[Opening Available data section]
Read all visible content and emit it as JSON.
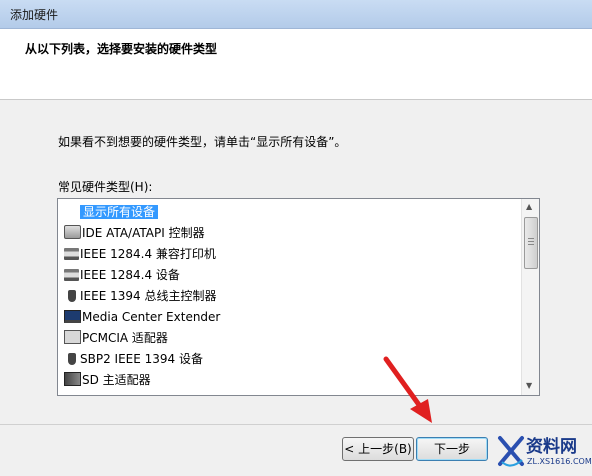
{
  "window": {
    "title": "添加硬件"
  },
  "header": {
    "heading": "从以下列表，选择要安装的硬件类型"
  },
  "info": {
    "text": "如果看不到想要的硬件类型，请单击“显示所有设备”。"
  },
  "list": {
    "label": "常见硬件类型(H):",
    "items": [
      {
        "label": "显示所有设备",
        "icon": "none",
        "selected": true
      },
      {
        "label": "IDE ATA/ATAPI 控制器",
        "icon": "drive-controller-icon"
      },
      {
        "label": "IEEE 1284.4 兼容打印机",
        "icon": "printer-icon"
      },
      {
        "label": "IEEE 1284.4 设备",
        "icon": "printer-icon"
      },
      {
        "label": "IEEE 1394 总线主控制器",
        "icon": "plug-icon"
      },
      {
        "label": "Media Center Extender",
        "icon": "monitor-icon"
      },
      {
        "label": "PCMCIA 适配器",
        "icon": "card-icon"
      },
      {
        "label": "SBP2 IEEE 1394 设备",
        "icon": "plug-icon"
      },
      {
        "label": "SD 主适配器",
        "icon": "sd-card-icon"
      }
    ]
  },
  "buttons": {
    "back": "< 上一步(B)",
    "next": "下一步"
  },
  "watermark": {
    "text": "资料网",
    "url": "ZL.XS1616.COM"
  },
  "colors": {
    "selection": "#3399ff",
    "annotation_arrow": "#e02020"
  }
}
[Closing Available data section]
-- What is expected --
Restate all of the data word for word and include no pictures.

-- Response to the task --
Read all visible content and emit it as JSON.
{
  "window": {
    "title": "添加硬件"
  },
  "header": {
    "heading": "从以下列表，选择要安装的硬件类型"
  },
  "info": {
    "text": "如果看不到想要的硬件类型，请单击“显示所有设备”。"
  },
  "list": {
    "label": "常见硬件类型(H):",
    "items": [
      {
        "label": "显示所有设备",
        "icon": "none",
        "selected": true
      },
      {
        "label": "IDE ATA/ATAPI 控制器",
        "icon": "drive-controller-icon"
      },
      {
        "label": "IEEE 1284.4 兼容打印机",
        "icon": "printer-icon"
      },
      {
        "label": "IEEE 1284.4 设备",
        "icon": "printer-icon"
      },
      {
        "label": "IEEE 1394 总线主控制器",
        "icon": "plug-icon"
      },
      {
        "label": "Media Center Extender",
        "icon": "monitor-icon"
      },
      {
        "label": "PCMCIA 适配器",
        "icon": "card-icon"
      },
      {
        "label": "SBP2 IEEE 1394 设备",
        "icon": "plug-icon"
      },
      {
        "label": "SD 主适配器",
        "icon": "sd-card-icon"
      }
    ]
  },
  "buttons": {
    "back": "< 上一步(B)",
    "next": "下一步"
  },
  "watermark": {
    "text": "资料网",
    "url": "ZL.XS1616.COM"
  },
  "colors": {
    "selection": "#3399ff",
    "annotation_arrow": "#e02020"
  }
}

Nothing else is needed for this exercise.